We ended up at a funny little park at Northway. It is supposed to be an RV/camp area, but we don’t think it’s really open yet (anymore?). It’s just behind the store/fuel station run by the Naabia Niign community. It looks like it could be a nice spot, but there is no running water and no electricity in the camping area. You can, however, get a shower for $1 (Mark and Chris had to pay $2 for some reason – must have been the beards) and they will fill your water bottles up in the store for free. So we decided to stay here – the next place to camp was a state campground down the road a bit and this seemed okay for the price anyway!
The store is a classic little roadside shop – very little nutritious food but enough snacks to make anyone happy. Mark bought some bad snacks and hit the attached liquor store, buying the only thing you could buy in quantities less than a 6-pack. Unfortunately that was some kind of fortified lemonade in cranberry and strawberry flavours but he and Chris persevered and got those down. Dave and I shared a half-gallon of milk, which seemed to astound Chris for some reason!
Tomorrow we enter Canada – wow that was a quick trip through Alaska! A friendly guy hanging around the store told us you can’t take any open containers of liquor into Canada so that meant Chris and Mark had to drink the rest of their bourbon they have been sipping on. Mark also carried a bottle of red wine that we had put into a Nalgene bottle, so we had to drink that as well, though that went well with the Indian curry dinner we had. As everyone is now fully lubricated and fed I think sleep will be easy coming tonight!

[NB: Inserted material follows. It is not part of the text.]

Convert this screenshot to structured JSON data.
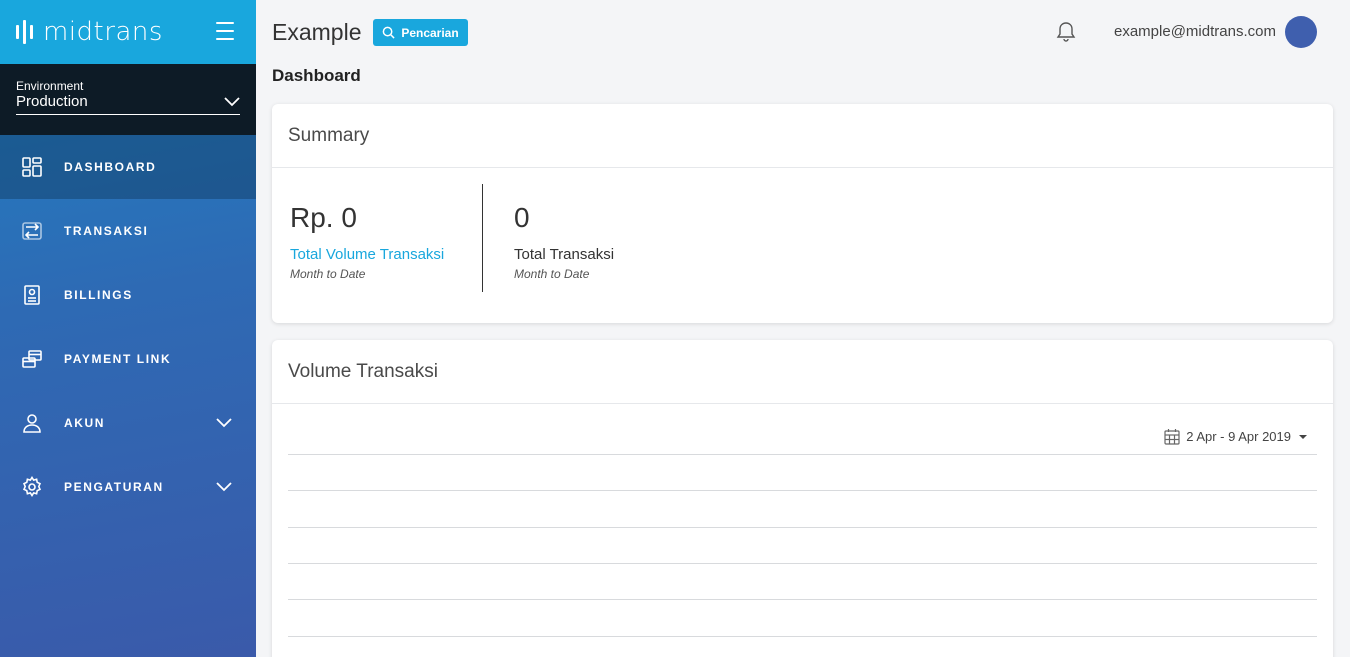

Hopefully it will be quiet tonight – across the road is a Park office with what looks like cabins for park personnel and some cars parked there, and the State Trooper office is just across the highway from us so we don’t expect trouble. And hopefully the bears (and other mammals) will stay in the Wildlife Refuge and out of our camp….
Tomorrow we have a ~60mile ride to Beaver Creek, the first opportunity to camp in Canada. We’ll have to remember to pull out the passports in the morning to make sure we can get in.
PS: this will be posted on the 28th. There is no Wifi or mobile signal here. And also, Happy Birthday to Pam, Dave’s sister. Sorry we missed get you best wished on the actual day.